Wild animals are inherently dangerous and the places they live tend to be equally wild. However, tour operators are well aware of any risks and not in the business of losing customers.

The greatest danger is really from sunburn in open trucks or diseases such as malaria, which you will be warned about if it applies to your safari (it depends on the exact destination and time of year).

It’s not the size that matters

I always wonder how many photos we need of an elephant, lion or tiger? However, I’m as guilty as the next amateur photographer of being obsessed by gear to the point of sometimes forgetting to enjoy the experience. 

Increasingly, I’m turning to my phone when I see an image I can’t resist. That frees me from the need to carry around massive lenses and worry about theft, damage or dust.

A small point-and-shoot that goes in a pocket is a good compromise between quality and size. It also makes it easier to take photos around camp, as people are more relaxed when you take it out. 

Those campfire or breakfast memories are the ones that are actually unique and you might treasure as much as one of a photo of a lion or giraffe.

The early bird gets a lion

Getting up at sunrise is a good idea as many animals move around then after sleeping during darkness and before the heat of the day builds up.

The good news is that sunset also brings good viewing again. But it is easy to fall into the routine of going to bed soon after dark and getting up early.

Socialising is an important part of many safaris.
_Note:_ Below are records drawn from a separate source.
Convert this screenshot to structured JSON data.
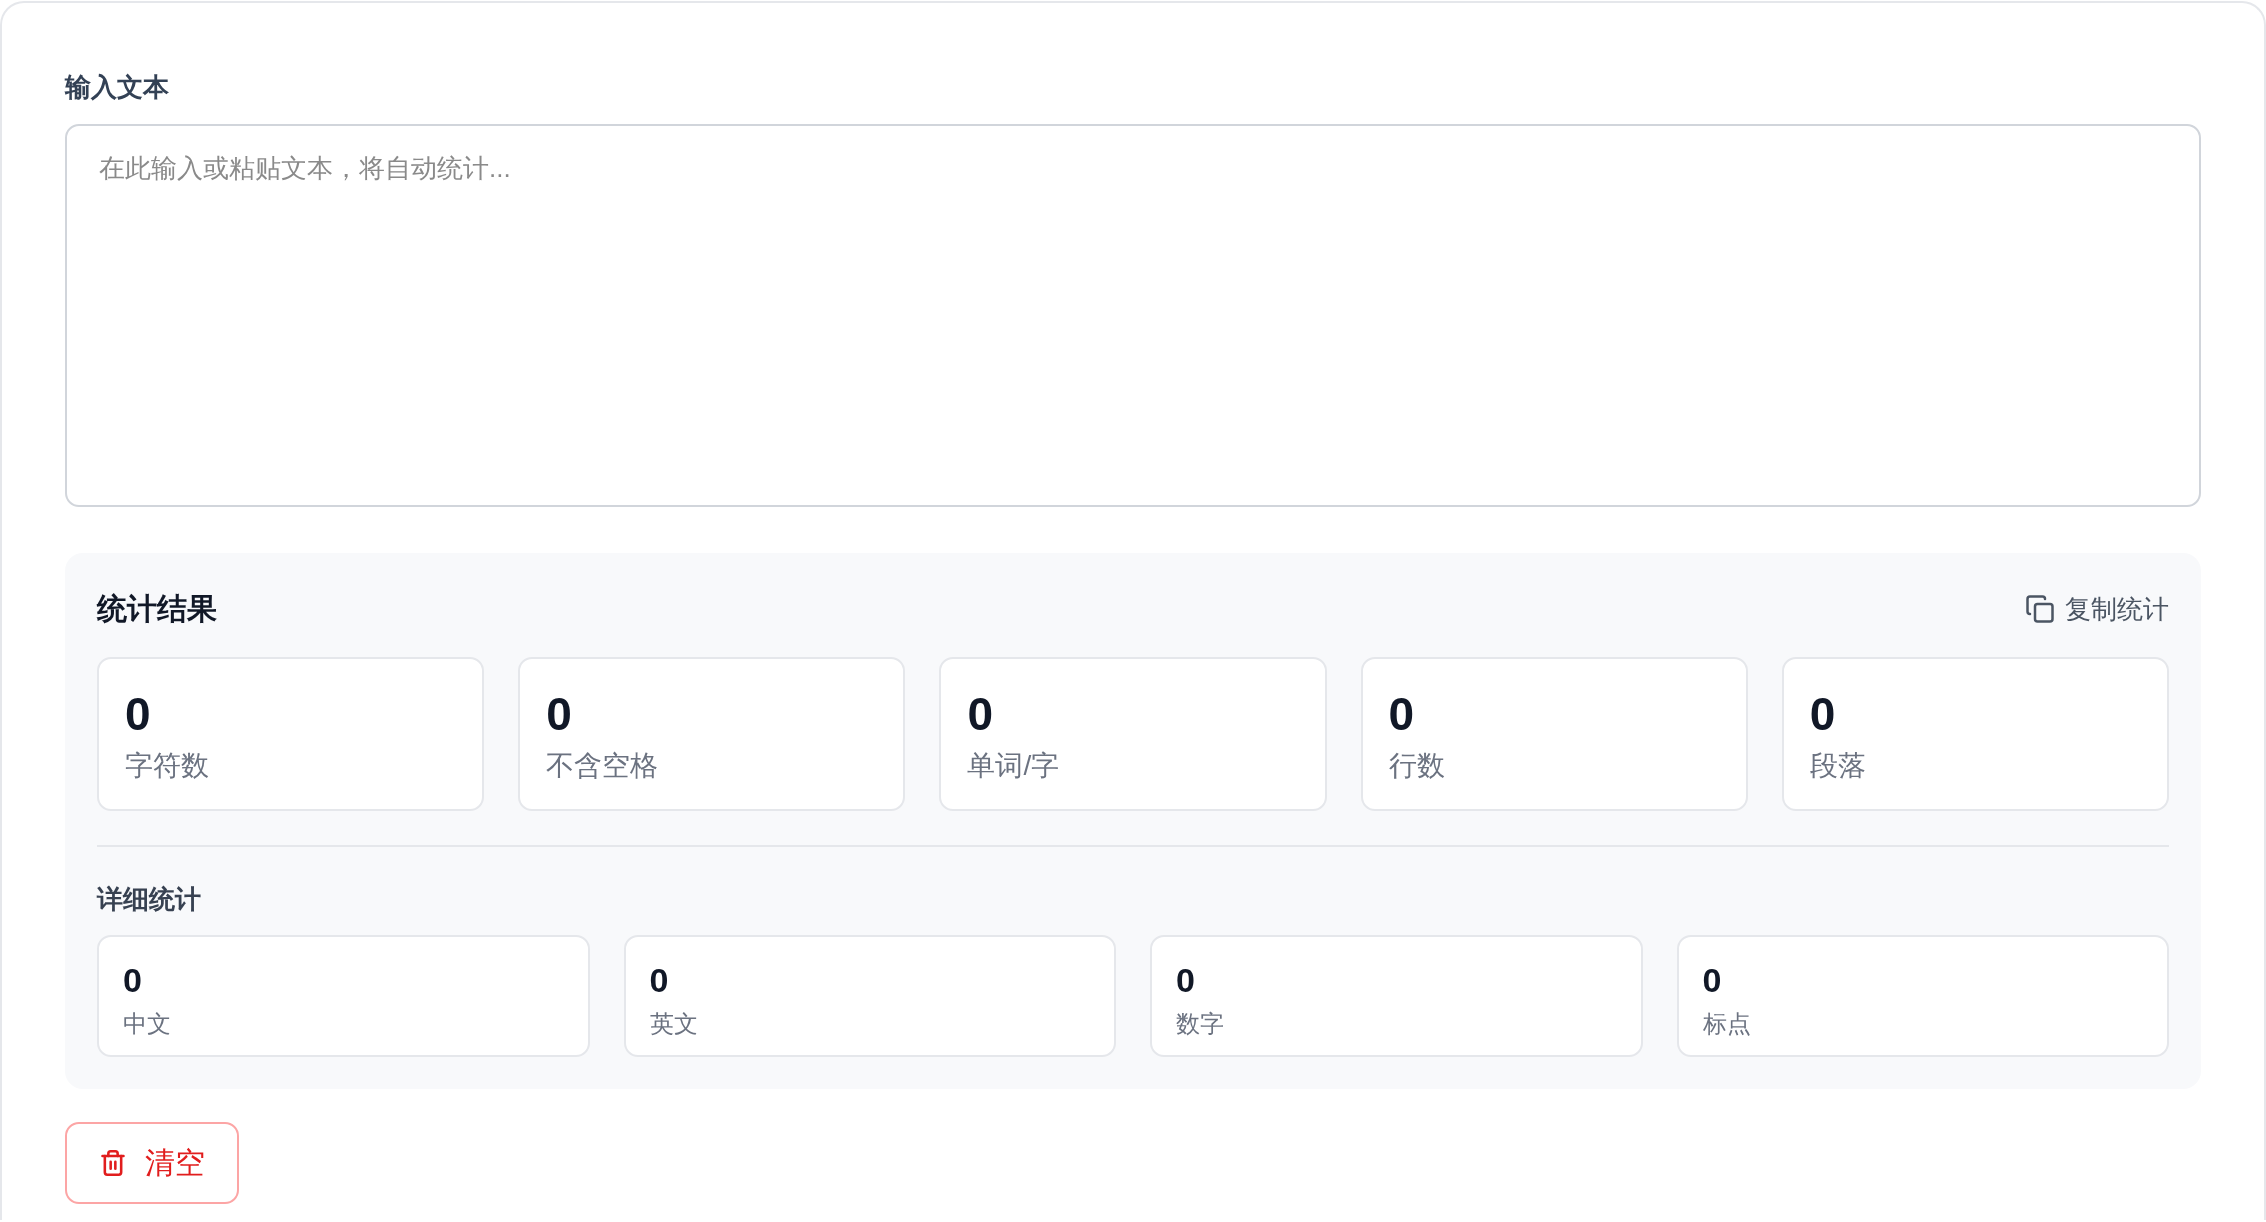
{
  "input": {
    "label": "输入文本",
    "placeholder": "在此输入或粘贴文本，将自动统计..."
  },
  "results": {
    "title": "统计结果",
    "copy_button": "复制统计",
    "stats": [
      {
        "value": "0",
        "label": "字符数"
      },
      {
        "value": "0",
        "label": "不含空格"
      },
      {
        "value": "0",
        "label": "单词/字"
      },
      {
        "value": "0",
        "label": "行数"
      },
      {
        "value": "0",
        "label": "段落"
      }
    ]
  },
  "details": {
    "title": "详细统计",
    "stats": [
      {
        "value": "0",
        "label": "中文"
      },
      {
        "value": "0",
        "label": "英文"
      },
      {
        "value": "0",
        "label": "数字"
      },
      {
        "value": "0",
        "label": "标点"
      }
    ]
  },
  "clear_button": "清空"
}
The group of people you find yourself with often have much in common  – a love of animals and exotic locations to start with. 

Conversations start easily and often go on until people remember they are getting up at dawn. You may also spend a lot of time in a truck with your group, so that is another opportunity to get to know some new friends, especially if you are travelling alone.


The opinions expressed are those of the author and are not held by Saga unless specifically stated. The material is for general information only and does not constitute investment, tax, legal, medical or other form of advice. You should not rely on this information to make (or refrain from making) any decisions. Always obtain independent, professional advice for your own particular situation.